The General Assembly has endowed the Group with broad powers for analysis and decision-making: It is constituted at an extraordinarily high level, being made up of the Permanent Council and CIDI; its area of competence is extensive, for it has been entrusted with the performance of a comprehensive, integrated critical analysis; its method of work has the requisite flexibility, because it has the legal status of a working group, and the results of its proceedings are likely to be quickly acted upon, for Councils can adopt the immediately relevant decisions subject to approval by the General Assembly. In addition, the interest and participation with which the Group addressed all the subjects proposed attest to the need for and importance of the work being done.
There was not enough time to hear more speakers, but interest has already been expressed in the continuation of this practice, which has proven its usefulness, and many delegations have put forward the names of persons who can make contributions to our work.
The results of the study of the organization and methods of work of the Councils and the General Secretariat have been summarized in this report, and are made up of the interventions of the delegations, both in the course of the meetings and in writing, the inputs of the guests, and the work and participation of the General Secretariat. The fact that many of our decisions have related to simple issues reveals to us the absence in the day-to-day running of these affairs of a body with the competence and will to adopt them, a gap filled by this Group. The need for these decisions was obvious to all, and it had become urgent to take them. We hope this opportunity will be seized to implement them without delay so that they may have the desired effect. In other aspects the Group made it possible to discuss complex issues that have not yet been resolved, for the member States have not yet reached sufficient consensus on them. In the second stage of its proceedingsin addition to completing the coverage of its agendathe Group will have to resume the consideration of some matters already discussed.
The Group acknowledges the Secretary Generals discharge of his responsibilities in relation to our proceedings, and thanks him for his participation in the meetings, for his analyses and proposals on the needs of the administration he heads, and for the support we have had from the General Secretariat.

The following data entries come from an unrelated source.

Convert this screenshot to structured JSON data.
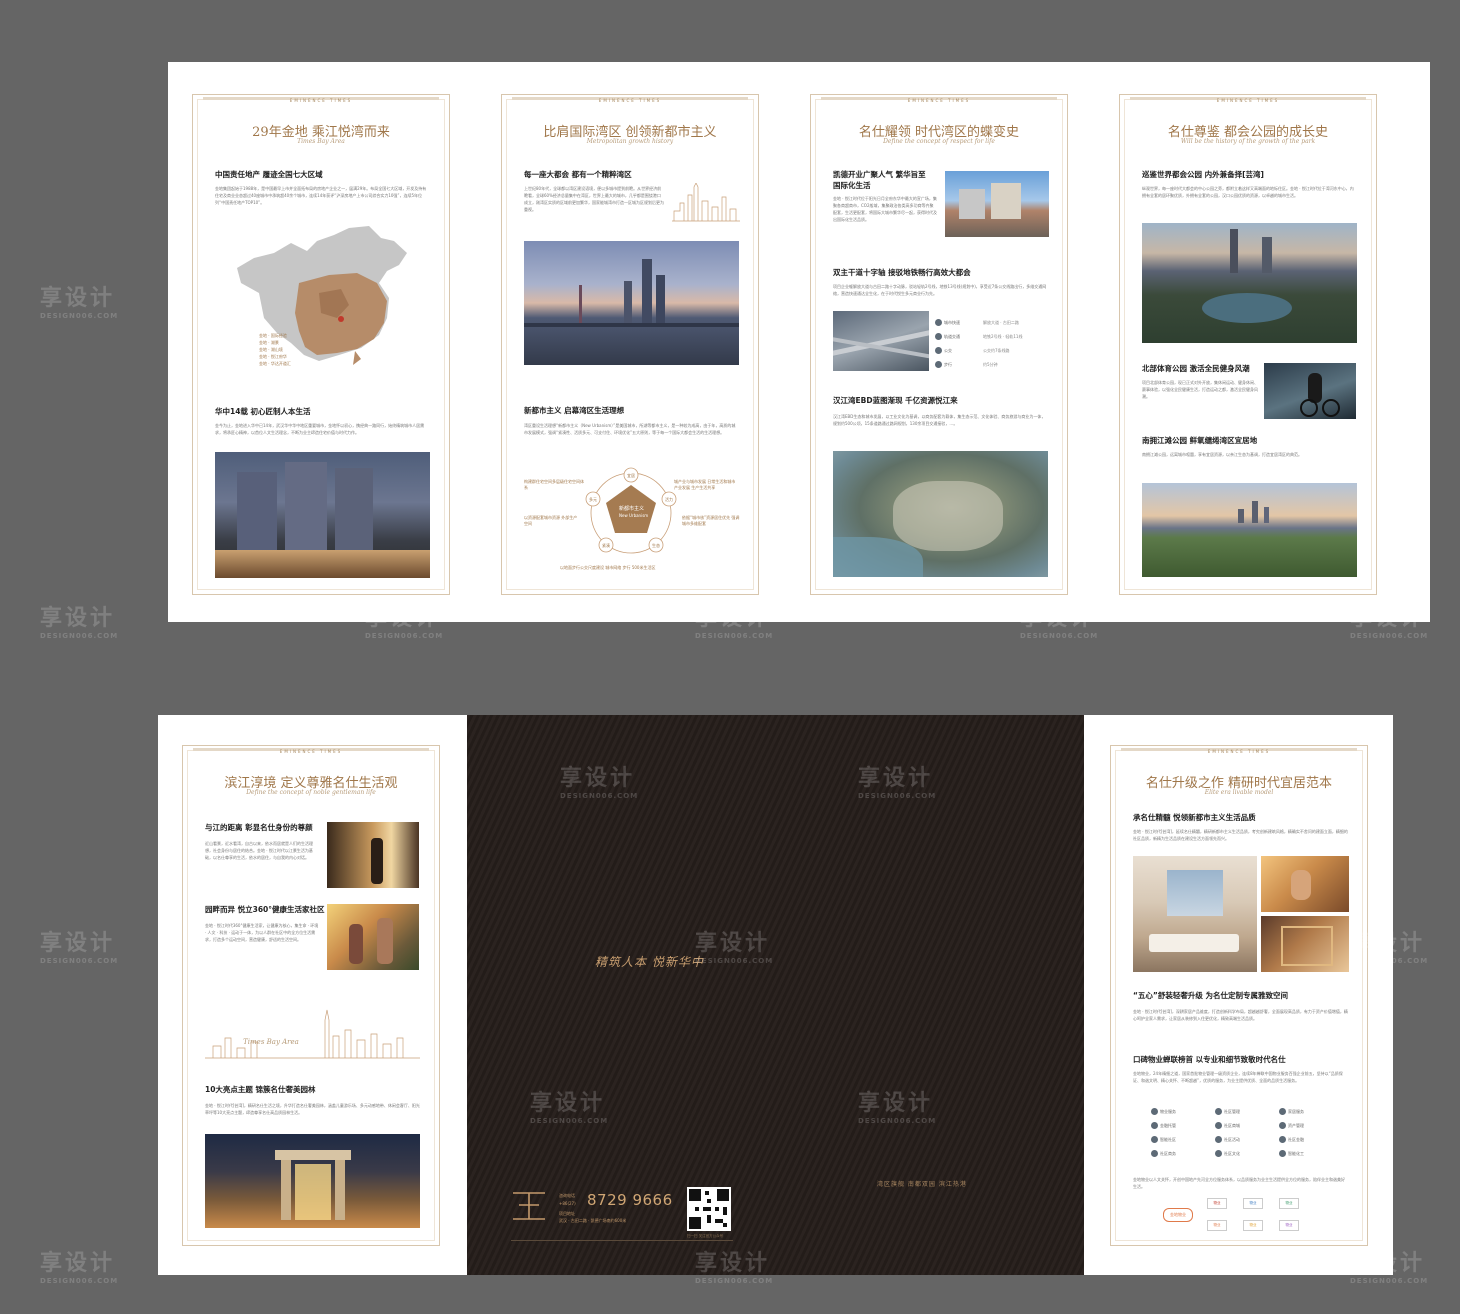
{
  "top_panels": [
    {
      "title": "29年金地 乘江悦湾而来",
      "subtitle": "Times Bay Area",
      "s1": "中国责任地产 履迹全国七大区域",
      "s1_text": "金地集团起始于1988年，是中国最早上市并全面拓布局的房地产企业之一，届满29年。布局全国七大区域，开发及持有住宅及商业业态超过40座城市中承筑超40余个城市，连续14年获评“沪深房地产上市公司综合实力10强”，连续5年位列“中国责任地产TOP10”。",
      "map_labels": [
        "金地 · 国际经验",
        "金地 · 湖景",
        "金地 · 湖山境",
        "金地 · 悦江府华",
        "金地 · 华达开道汇"
      ],
      "s2": "华中14载 初心匠制人本生活",
      "s2_text": "金今为止，金地进入华中已14年，武汉华中华中地区重要城市，金地怀以初心，携经典一路同行，始终精筑城市人居需求，将承匠心精神，以首位人文生活理念，不断为业主缔造住宅价值与时代力作。"
    },
    {
      "title": "比肩国际湾区 创领新都市主义",
      "subtitle": "Metropolitan growth history",
      "s1": "每一座大都会 都有一个精粹湾区",
      "s1_text": "上世纪80年代，全球都以湾区建设语境，便以多城市提到前瞻。从世界经济前瞻看，全球60%经济总量集中在湾区，世界上最大的城市，几乎都是围绕港口成立，刚湾区实质的区域前更加繁华，国家能城湾市打造一区城为区规划后更为重视。",
      "s2": "新都市主义 启幕湾区生活理想",
      "s2_text": "湾区重设生活理想“新都市主义（New Urbanism）”是美国城市，所湖等都市主义，是一种较为成高，由于年，高质的城市发展模式，强调“紧凑性、活质多元、可支付住、环境优化”五大原则，等于每一个国际大都会生活的生活理想。",
      "diagram_center": "新都市主义",
      "diagram_center_en": "New Urbanism",
      "diagram_nodes": [
        "宜居",
        "活力",
        "生态",
        "紧凑",
        "多元"
      ],
      "diagram_notes": [
        "构建群住宅空间多层级住宅空间体系",
        "城产业与城市发展 日常生活和城市产业发展 生产生活共享",
        "依据“城市核”资源居住优先 强调城市多维配套",
        "以资源配套城市资源 外部生产空间",
        "人行空间是商务",
        "以地面步行公交尺度建设 城市网络 步行 500米生活区"
      ]
    },
    {
      "title": "名仕耀领 时代湾区的蝶变史",
      "subtitle": "Define the concept of respect for life",
      "s1": "凯德开业广聚人气 繁华旨至国际化生活",
      "s1_text": "金地 · 悦江时代位于阳光日月全府东华中最大的宣广场，集聚各商超商市，CO2般域，集聚政治各类高多功商等齐聚配套，生活更配套，将国际大城市繁华尽一起，获得时代及出国际化生活品质。",
      "s2": "双主干道十字轴 接驳地铁畅行高效大都会",
      "s2_text": "项目企业躯解放大道与古田二路十字动脉，驳站轻轨2号线，地铁13号线(规划中)，享受近7条公交线路出行，多维交通网络，营造快速通达全生化，在于时代悦生多元商业行为先。",
      "transport": [
        {
          "name": "城市快速",
          "desc": "解放大道 · 古田二路"
        },
        {
          "name": "轨道交通",
          "desc": "地铁2号线 · 轻轨11线"
        },
        {
          "name": "公交",
          "desc": "公交约7条线路"
        },
        {
          "name": "步行",
          "desc": "约5分钟"
        }
      ],
      "s3": "汉江湾EBD蓝图渐现 千亿资源悦江来",
      "s3_text": "汉江湾EBD生态和城市发展，以工业文化为基调，以商务配套为载体，集生态示范、文化体验、商务旅游与商业为一体，规划约500公顷，15条道路通过路网规划，130余项目交通接驳，…。"
    },
    {
      "title": "名仕尊鉴 都会公园的成长史",
      "subtitle": "Will be the history of the growth of the park",
      "s1": "巡鉴世界都会公园 内外兼备择[芸湾]",
      "s1_text": "纵观世界，每一座时代大都会的中心公园之旁，都附立着这样又高端面的地标住区。金地 · 悦江时代位于湾河东中心，内拥有全套的居环聚优质，外拥有全套的公园，汉口公园优质的资源，以卓越的城市生活。",
      "s2": "北部体育公园 激活全民健身风潮",
      "s2_text": "项目北部体育公园，现已正式对外开放，集休闲运动、健身休闲、赛事体验，以强化全民健康生活，打造运动之都，激活全民健身风潮。",
      "s3": "南拥江滩公园 鲜氧缱绻湾区宜居地",
      "s3_text": "南拥江滩公园，远离城市喧嚣，享有宜居资源，以亲江生态为基调，打造宜居湾区的典范。"
    }
  ],
  "bottom_left": {
    "title": "滨江淳境 定义尊雅名仕生活观",
    "subtitle": "Define the concept of noble gentleman life",
    "s1": "与江的距离 彰显名仕身份的尊颜",
    "s1_text": "近山看景，近水看湾，自古以来，依水而居就是人们的生活理想，社会身份与居住的结合。金地 · 悦江时代以江景生活为基础，以名仕尊享的生活，依水的居住，与自我的内心对话。",
    "s2": "园畔而异 悦立360°健康生活家社区",
    "s2_text": "金地 · 悦江时代360°健康生活家，让健康为核心，集生命 · 环境 · 人文 · 科技 · 运动于一体，为以人群在社区中的全方位生活需求，打造多个运动空间，营造健康，舒适的生活空间。",
    "sketch_text": "Times Bay Area",
    "s3": "10大亮点主题 锦簇名仕奢美园林",
    "s3_text": "金地 · 悦江时代[芸湾]，精研名仕生活之境，升华打造名仕奢美园林，涵盖儿童游乐场、多元动感地带、休闲会客厅、阳光草坪等10大亮点主题，缔造尊享名仕高品质园林生活。"
  },
  "cover": {
    "brand": "精筑人本 悦新华中",
    "tagline": "湾区旗舰  南都双园  滨江热港",
    "hotline_label": "咨询电话",
    "area_code": "+86(27)",
    "phone": "8729 9666",
    "address_label": "项目地址",
    "address": "武汉 · 古田二路 · 凯德广场南约600米",
    "qr_caption": "扫一扫 关注官方公众号"
  },
  "bottom_right": {
    "title": "名仕升级之作 精研时代宜居范本",
    "subtitle": "Elite era livable model",
    "s1": "承名仕精髓 悦领新都市主义生活品质",
    "s1_text": "金地 · 悦江时代[芸湾]，延续名仕精髓，精研新都市主义生活品质，考究创新建筑风格，精确实不舍问的建面立面，精细的社区品质，新精为生活品质在建设生活方面领先而兴。",
    "s2": "“五心”舒装轻奢升级 为名仕定制专属雅致空间",
    "s2_text": "金地 · 悦江时代[芸湾]，深耕家居产品维度，打造创新科学布局，超越越舒奢，全面展现高品质，有力于资产价值增值，精心呵护全家人需求，让家居从装修到入住更优化，精致高端生活品质。",
    "s3": "口碑物业蝉联榜首 以专业和细节致敬时代名仕",
    "s3_text": "金地物业，24年精细之道，国家首批物业管理一级资质企业，连续8年蝉联中国物业服务百强企业前五，坚持以“品质保证、和谐文明、精心关怀、不断超越”，优质的服务，为业主提供优质、全面的品质生活服务。",
    "services": [
      "物业服务",
      "社区管理",
      "家居服务",
      "金融托管",
      "社区商城",
      "资产管理",
      "智能社区",
      "社区活动",
      "社区金融",
      "社区商务",
      "社区文化",
      "智能化工"
    ],
    "s4_text": "金地物业以人文关怀，开创中国地产先河全方位服务体系，以品质服务为业主生活提供全方位的服务，陪伴业主和谐美好生活。",
    "logos": [
      "金地物业",
      "物业",
      "物业",
      "物业",
      "物业",
      "物业",
      "物业",
      "物业",
      "物业",
      "物业"
    ]
  },
  "watermark": {
    "main": "享设计",
    "sub": "DESIGN006.COM"
  }
}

Anexo: Lista de documentos distribuidos en el GETC durante la primera etapa de sus labores